Below is a list of just the non-fiction books Churchill authored, quite a few of which were multi-volume works (source):
The Story of the Malakand Field Force 1898 [free ebook here]
The River War 1899 [free ebook here]
London to Ladysmith via Pretoria 1900 [free ebook here]
Ian Hamilton's March 1900 [free ebook here]
Lord Randolph Churchill 1906 [free ebook here]
My African Journey 1908 [free ebook here]
The World Crisis 1923-31
My Early Life 1930
Thoughts and Adventures 1932
Marlborough: His Life and Times 1933-38
Great Contemporaries 1937
The Second World War 1948-53
Painting as a Pastime 1948
A History of the English-Speaking Peoples 1956-58
He also penned a novel, Savrola (published in 1900 - free ebook here), published 28 books of his speeches, and was credited with various miscellaneous works that were published under his name.
[Above: Churchill painting "Near Breccles", 1920s]
Reading "No More Champagne" is somewhat exhausting (albeit fascinating). One can only imagine how exhausting it must have been for Churchill to actually live such a frantic hand-to-mouth 90-year-long life crammed with activity (and the book, by design, doesn't even cover the main bulk of his professional life, his political career, which Randolph Churchill and Martin Gilbert have covered in no less than eight bulging volumes!). The cool thing about Churchill's personal peccadilloes is that, because of them, we can now enjoy the significant amounts of great literature which he authored in the exact same manner as his contemporaries, by reading it ourselves (unlike musical recordings, film and TV, a book is from 1898 still reads exactly the way it did the year it was published). And in certain instances we can do this for free, since the copyrights for many of his works have now expired and these are available on the Internet (see, e.g., the "free ebook" links above).

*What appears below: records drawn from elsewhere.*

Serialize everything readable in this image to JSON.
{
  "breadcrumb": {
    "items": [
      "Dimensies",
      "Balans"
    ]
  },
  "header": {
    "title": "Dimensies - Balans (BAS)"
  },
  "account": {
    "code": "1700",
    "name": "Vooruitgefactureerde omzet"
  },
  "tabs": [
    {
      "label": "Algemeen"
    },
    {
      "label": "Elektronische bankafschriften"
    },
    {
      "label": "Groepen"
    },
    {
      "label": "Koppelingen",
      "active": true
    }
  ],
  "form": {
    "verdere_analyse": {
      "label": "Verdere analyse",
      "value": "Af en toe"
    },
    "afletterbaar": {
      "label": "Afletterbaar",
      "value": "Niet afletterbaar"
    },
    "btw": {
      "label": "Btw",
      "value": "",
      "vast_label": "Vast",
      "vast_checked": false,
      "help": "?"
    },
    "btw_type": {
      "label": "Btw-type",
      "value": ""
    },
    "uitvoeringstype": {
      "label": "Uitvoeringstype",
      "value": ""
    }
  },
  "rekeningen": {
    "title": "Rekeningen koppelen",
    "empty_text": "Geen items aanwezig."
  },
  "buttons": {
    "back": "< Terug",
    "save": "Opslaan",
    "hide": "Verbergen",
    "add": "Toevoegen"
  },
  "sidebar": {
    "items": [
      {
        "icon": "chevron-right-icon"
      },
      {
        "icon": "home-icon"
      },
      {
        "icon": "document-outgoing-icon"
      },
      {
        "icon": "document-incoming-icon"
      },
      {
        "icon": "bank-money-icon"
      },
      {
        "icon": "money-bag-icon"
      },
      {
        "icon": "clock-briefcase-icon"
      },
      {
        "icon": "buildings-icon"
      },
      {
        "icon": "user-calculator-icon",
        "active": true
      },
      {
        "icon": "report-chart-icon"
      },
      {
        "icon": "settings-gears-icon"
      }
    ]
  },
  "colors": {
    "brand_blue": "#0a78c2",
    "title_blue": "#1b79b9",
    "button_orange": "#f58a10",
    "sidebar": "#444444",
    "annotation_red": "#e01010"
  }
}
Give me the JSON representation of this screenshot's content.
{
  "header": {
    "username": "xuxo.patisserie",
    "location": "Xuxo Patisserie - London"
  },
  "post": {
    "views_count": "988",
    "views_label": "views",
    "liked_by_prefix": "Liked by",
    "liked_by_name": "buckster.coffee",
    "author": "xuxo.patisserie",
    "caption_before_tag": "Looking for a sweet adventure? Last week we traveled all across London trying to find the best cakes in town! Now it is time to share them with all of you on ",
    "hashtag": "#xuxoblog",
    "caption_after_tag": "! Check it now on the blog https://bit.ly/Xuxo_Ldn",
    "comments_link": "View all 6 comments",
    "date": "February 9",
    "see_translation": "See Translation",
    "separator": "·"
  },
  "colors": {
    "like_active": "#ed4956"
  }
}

So thank you Winston for being so prolifgate and—consequently—so prolific!